Wacha changeup PITCHF/x data (career):

Frequency

Velocity

H. mov.

BAA

ISO

Whiff/Swing

LD/BIP

23.07%

86.56 MPH

-5.58 in.

.179

.040

34.55%

17.97%

Wacha's changeup has a 12.57 GB%, and he has allowed just a single home run (668 pitches). On average, his vertical release point is 1.08 inches lower on his changeup than his fastball—also a virtually unnoticeable difference for hitters. Given the fact that he throws his fastball 4 MPH slower than Rosenthal, Wacha's velocity drop-off of 7.48 MPH isn't as exaggerated as Rosenthal's, but it is still in a range that allows for it to be effective.

So, why do changeups work so well?

There are numerous reasons behind why changeups are successful at the big league level, but for the sake of this post, I am going to focus on three. First, they are thrown from the same (or at least a very similar) arm slot as the fastball, so that the hitter cannot initially distinguish a difference between the two pitches. Second, the natural decrease in velocity (ideally: 7.5 to 10 MPH) leads to hitters being off-balance which subsequently leads to many swings and misses.
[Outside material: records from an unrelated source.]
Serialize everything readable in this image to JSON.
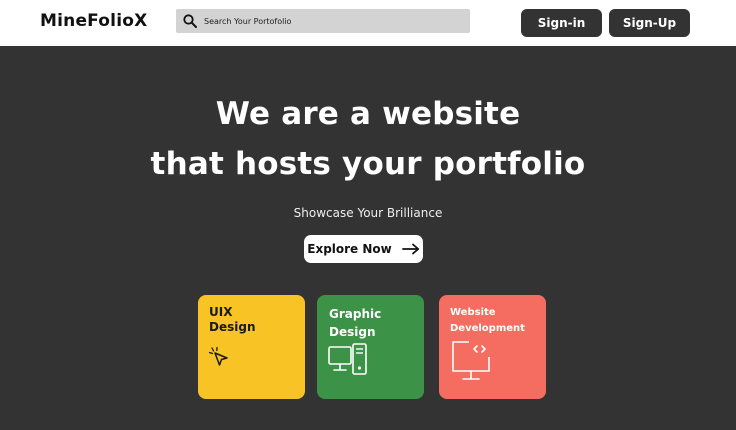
{
  "header": {
    "logo": "MineFolioX",
    "search_placeholder": "Search Your Portofolio",
    "signin_label": "Sign-in",
    "signup_label": "Sign-Up"
  },
  "hero": {
    "line1": "We are a website",
    "line2": "that hosts your portfolio",
    "subtitle": "Showcase Your Brilliance",
    "cta_label": "Explore Now"
  },
  "cards": [
    {
      "line1": "UIX",
      "line2": "Design",
      "icon": "cursor-click-icon",
      "color": "#f7c325"
    },
    {
      "line1": "Graphic",
      "line2": "Design",
      "icon": "computer-devices-icon",
      "color": "#3c9348"
    },
    {
      "line1": "Website",
      "line2": "Development",
      "icon": "code-monitor-icon",
      "color": "#f56d61"
    }
  ],
  "colors": {
    "background": "#333333",
    "header_bg": "#ffffff",
    "search_bg": "#d3d3d3"
  }
}
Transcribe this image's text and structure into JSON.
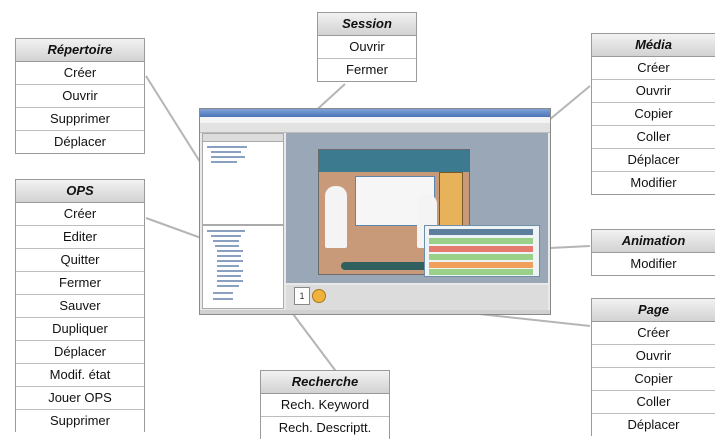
{
  "panels": {
    "session": {
      "title": "Session",
      "items": [
        "Ouvrir",
        "Fermer"
      ]
    },
    "repertoire": {
      "title": "Répertoire",
      "items": [
        "Créer",
        "Ouvrir",
        "Supprimer",
        "Déplacer"
      ]
    },
    "ops": {
      "title": "OPS",
      "items": [
        "Créer",
        "Editer",
        "Quitter",
        "Fermer",
        "Sauver",
        "Dupliquer",
        "Déplacer",
        "Modif. état",
        "Jouer OPS",
        "Supprimer"
      ]
    },
    "media": {
      "title": "Média",
      "items": [
        "Créer",
        "Ouvrir",
        "Copier",
        "Coller",
        "Déplacer",
        "Modifier"
      ]
    },
    "animation": {
      "title": "Animation",
      "items": [
        "Modifier"
      ]
    },
    "page": {
      "title": "Page",
      "items": [
        "Créer",
        "Ouvrir",
        "Copier",
        "Coller",
        "Déplacer"
      ]
    },
    "recherche": {
      "title": "Recherche",
      "items": [
        "Rech. Keyword",
        "Rech. Descriptt."
      ]
    }
  },
  "screenshot": {
    "page_number": "1"
  },
  "colors": {
    "panel_border": "#9a9a9a",
    "leader_line": "#b5b5b5",
    "header_fill": "#dcdcdc"
  }
}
Third, late tailing movement (mimicking a good two-seam fastball) often leads to weak contact (aka: low LD%'s, low HR%'s, high GB%'s).

And for your viewing pleasure...

Rosenthal changeup in GIF form:

Rosenthalchange

Wacha changeup in GIF form:

Wachachange

Concluding thoughts:

If the second GIF doesn't get you hyped up about Wacha returning to the mound someday, then you should probably check your pulse. The Cardinals are hoping he can begin a throwing program in a week or so, but if this affects his long-term health, I wouldn't be opposed to shutting him down for the season. Rosenthal's long-term success, whether it be as a closer or a starter, will be largely dependent upon the continued effectiveness of his changeup. He is throwing it at a higher rate (16.53% in 2014), and it has been a key put-away pitch for him, especially against left-handed hitters.

Credit to Matthew Streeter for creating the GIFs used in this post. Give him a follow on Twitter: @mstreeter06. Also, credit to BrooksBaseball for providing easy access to both pitchers' PITCHF/x data.